--- Records supplied Enclosed Below ---

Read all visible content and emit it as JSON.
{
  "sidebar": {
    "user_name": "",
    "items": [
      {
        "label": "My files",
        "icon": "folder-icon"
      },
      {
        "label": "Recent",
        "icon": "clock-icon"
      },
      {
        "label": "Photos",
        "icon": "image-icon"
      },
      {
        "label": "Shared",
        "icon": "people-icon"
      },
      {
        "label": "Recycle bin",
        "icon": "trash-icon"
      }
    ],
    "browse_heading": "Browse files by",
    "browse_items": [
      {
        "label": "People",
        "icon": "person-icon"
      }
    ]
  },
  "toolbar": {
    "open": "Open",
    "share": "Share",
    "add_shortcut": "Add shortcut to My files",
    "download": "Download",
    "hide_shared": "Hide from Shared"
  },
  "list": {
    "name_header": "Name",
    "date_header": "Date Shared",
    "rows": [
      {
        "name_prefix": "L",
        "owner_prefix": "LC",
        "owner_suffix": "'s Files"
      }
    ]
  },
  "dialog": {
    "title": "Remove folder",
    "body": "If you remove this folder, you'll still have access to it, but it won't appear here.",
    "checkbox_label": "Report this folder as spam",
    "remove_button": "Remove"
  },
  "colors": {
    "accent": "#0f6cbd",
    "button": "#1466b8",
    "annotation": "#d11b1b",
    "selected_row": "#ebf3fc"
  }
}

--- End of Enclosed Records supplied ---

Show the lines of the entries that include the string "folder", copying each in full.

        "icon": "folder-icon"
    "title": "Remove folder",
    "body": "If you remove this folder, you'll still have access to it, but it won't appear here.",
    "checkbox_label": "Report this folder as spam",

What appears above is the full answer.